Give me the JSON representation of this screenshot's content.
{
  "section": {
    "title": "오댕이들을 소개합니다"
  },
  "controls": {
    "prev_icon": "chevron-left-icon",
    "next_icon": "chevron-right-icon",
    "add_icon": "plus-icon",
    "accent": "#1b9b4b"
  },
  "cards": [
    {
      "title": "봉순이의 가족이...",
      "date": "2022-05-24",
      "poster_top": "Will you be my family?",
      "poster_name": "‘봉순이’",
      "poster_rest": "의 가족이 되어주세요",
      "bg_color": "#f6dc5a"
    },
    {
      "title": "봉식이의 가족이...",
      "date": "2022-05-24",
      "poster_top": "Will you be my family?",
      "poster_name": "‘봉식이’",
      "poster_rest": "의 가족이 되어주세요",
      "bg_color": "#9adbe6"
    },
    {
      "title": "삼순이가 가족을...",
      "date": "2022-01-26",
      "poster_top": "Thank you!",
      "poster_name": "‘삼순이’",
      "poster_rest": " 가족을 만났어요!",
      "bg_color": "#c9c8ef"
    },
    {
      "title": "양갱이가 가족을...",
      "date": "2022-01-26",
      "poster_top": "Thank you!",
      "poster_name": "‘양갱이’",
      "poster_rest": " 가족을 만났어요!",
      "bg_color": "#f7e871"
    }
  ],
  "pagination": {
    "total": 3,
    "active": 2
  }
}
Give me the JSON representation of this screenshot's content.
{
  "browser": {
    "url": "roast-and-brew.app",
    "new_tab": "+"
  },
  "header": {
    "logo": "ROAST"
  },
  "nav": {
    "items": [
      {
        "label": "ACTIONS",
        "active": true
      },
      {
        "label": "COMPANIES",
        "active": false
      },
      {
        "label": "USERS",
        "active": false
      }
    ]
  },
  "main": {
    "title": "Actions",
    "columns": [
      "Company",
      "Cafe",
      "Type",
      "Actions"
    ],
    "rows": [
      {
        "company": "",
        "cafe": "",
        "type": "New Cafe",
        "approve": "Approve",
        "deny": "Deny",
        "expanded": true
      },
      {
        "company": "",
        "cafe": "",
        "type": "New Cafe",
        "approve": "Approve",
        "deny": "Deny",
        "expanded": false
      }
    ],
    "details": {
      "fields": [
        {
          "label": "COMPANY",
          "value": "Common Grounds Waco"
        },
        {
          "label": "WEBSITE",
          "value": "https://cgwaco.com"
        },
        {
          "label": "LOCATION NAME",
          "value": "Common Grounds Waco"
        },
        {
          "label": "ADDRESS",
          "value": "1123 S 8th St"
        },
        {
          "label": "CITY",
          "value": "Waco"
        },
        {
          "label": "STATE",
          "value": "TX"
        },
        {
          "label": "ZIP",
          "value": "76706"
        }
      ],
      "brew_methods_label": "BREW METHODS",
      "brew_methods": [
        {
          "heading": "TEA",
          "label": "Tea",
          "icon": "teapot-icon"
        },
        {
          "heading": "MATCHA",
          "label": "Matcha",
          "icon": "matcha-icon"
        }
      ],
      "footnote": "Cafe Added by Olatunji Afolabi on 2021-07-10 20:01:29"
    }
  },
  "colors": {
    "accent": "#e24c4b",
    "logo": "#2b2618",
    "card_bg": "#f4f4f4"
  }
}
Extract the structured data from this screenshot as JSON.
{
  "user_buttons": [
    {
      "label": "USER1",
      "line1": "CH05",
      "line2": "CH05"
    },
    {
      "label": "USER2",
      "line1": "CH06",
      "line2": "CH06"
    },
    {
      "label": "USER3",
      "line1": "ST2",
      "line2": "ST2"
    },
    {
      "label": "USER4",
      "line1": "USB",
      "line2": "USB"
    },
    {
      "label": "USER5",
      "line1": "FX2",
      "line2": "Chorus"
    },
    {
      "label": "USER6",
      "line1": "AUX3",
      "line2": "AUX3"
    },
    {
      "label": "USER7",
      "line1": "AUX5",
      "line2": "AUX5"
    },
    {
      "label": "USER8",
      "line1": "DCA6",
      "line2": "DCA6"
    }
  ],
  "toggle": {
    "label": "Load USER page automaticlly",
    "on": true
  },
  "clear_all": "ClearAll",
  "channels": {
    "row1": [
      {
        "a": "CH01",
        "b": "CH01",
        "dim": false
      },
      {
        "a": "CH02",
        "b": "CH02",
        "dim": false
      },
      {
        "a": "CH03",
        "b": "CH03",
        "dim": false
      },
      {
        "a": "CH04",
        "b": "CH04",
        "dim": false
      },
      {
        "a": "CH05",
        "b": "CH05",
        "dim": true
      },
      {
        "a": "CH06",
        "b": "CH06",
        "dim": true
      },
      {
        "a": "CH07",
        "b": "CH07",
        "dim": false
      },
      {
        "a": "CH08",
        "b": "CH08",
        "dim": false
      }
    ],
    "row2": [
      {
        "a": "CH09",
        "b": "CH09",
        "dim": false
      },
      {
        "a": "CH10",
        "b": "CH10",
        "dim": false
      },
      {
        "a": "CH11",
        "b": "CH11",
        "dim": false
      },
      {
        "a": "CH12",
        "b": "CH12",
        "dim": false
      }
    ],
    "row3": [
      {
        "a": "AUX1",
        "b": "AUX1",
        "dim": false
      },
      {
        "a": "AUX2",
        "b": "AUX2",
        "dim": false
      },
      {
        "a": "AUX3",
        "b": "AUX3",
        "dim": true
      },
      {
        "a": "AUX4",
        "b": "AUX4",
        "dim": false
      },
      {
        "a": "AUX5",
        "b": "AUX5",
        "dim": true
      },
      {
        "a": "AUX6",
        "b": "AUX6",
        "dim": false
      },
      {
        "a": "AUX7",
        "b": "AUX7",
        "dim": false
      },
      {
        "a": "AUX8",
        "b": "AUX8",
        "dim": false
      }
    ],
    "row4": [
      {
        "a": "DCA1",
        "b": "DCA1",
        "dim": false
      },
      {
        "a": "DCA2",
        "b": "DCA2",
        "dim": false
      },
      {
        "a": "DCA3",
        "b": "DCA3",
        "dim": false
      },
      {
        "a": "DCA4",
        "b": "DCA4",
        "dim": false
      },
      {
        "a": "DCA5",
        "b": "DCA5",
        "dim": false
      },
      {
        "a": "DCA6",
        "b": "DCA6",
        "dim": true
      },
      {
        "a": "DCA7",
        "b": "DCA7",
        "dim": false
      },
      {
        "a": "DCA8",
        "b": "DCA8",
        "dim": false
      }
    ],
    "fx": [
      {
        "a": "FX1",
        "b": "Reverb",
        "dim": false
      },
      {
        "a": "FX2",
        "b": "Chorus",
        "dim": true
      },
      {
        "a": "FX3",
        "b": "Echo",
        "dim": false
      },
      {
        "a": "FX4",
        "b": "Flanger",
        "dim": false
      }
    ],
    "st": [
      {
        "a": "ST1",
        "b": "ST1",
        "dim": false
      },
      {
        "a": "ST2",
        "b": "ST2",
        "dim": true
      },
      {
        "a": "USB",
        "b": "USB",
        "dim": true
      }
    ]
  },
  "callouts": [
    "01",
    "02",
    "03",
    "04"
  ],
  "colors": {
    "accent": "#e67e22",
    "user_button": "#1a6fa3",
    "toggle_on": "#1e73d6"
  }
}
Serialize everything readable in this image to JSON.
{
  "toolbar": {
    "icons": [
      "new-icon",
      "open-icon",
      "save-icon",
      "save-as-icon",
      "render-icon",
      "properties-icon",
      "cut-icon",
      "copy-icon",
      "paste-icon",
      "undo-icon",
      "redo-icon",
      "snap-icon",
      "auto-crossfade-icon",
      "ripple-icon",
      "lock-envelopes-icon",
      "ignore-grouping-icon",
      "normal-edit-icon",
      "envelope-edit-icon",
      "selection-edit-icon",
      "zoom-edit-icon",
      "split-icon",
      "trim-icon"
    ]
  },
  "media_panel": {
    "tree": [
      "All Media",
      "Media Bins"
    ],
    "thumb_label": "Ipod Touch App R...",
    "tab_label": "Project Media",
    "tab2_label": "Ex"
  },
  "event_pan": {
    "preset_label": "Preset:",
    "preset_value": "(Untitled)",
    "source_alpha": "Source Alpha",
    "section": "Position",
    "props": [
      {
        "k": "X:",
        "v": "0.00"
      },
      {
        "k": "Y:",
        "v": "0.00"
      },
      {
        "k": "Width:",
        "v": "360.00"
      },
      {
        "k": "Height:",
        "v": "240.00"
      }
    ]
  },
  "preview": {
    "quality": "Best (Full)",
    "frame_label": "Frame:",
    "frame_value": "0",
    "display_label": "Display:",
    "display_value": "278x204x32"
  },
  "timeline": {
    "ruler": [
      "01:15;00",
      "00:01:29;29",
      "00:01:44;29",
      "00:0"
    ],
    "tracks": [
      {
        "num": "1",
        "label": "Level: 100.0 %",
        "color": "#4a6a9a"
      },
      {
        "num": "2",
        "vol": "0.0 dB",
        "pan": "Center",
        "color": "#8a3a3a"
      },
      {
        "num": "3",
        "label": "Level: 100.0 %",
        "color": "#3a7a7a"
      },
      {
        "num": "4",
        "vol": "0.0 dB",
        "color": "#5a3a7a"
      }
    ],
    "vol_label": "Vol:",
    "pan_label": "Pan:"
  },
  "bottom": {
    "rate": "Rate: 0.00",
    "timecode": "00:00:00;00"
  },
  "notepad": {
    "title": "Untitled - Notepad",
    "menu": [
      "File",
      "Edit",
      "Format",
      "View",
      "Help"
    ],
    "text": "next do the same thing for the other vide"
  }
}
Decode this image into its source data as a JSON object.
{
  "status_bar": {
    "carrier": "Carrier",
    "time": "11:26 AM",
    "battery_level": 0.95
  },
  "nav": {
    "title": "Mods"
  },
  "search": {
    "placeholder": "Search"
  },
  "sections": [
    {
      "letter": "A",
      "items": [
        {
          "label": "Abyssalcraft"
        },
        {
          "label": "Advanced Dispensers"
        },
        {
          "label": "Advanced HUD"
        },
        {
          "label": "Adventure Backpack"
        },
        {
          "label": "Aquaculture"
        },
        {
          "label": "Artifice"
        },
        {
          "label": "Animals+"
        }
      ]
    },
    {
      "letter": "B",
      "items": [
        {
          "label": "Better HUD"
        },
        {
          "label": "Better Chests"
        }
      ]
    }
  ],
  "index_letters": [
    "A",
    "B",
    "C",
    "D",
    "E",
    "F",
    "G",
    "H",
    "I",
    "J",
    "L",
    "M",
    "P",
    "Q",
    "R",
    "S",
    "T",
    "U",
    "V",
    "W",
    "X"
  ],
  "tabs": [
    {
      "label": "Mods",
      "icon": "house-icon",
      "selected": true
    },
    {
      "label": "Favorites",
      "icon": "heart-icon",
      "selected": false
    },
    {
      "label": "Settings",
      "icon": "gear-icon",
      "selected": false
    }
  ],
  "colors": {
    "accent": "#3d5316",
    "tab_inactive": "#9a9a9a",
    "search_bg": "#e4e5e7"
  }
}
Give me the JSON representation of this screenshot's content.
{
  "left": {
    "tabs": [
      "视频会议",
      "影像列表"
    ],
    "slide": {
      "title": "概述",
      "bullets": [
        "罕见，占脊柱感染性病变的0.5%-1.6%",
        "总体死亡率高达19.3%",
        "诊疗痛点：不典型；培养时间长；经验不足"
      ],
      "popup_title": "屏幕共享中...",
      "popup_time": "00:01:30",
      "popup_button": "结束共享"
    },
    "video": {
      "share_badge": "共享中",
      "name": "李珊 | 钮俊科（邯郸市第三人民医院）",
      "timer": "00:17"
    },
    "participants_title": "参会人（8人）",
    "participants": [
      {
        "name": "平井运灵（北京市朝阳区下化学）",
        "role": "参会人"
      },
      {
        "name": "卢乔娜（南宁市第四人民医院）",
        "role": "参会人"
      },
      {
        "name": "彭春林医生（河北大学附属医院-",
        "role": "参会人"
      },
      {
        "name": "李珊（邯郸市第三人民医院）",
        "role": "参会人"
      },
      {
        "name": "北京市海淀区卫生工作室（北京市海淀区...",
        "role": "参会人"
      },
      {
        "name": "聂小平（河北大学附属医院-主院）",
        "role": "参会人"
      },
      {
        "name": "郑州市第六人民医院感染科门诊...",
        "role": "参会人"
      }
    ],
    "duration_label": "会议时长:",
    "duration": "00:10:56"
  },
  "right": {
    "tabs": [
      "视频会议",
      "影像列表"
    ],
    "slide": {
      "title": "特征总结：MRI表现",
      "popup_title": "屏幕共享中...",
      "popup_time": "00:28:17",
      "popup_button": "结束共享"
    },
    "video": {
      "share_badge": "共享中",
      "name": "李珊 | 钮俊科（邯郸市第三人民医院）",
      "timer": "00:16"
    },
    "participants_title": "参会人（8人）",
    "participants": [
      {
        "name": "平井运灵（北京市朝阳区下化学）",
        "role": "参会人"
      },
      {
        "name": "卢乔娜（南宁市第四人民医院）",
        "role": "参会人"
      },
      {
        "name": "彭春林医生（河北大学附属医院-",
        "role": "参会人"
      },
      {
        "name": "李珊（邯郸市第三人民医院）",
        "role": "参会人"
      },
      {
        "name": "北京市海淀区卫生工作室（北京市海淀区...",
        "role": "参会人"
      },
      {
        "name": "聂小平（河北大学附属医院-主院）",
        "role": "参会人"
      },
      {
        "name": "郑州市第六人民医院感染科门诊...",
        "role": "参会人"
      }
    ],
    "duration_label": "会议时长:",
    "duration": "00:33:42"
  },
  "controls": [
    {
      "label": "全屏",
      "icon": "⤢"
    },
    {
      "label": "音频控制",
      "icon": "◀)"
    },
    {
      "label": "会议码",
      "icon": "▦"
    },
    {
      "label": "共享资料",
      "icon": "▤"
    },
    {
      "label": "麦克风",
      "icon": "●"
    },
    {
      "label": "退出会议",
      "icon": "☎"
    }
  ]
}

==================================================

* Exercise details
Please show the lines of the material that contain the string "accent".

* Worked solution
    "accent": "#1b9b4b"
    "accent": "#e24c4b",
    "accent": "#e67e22",
    "accent": "#3d5316",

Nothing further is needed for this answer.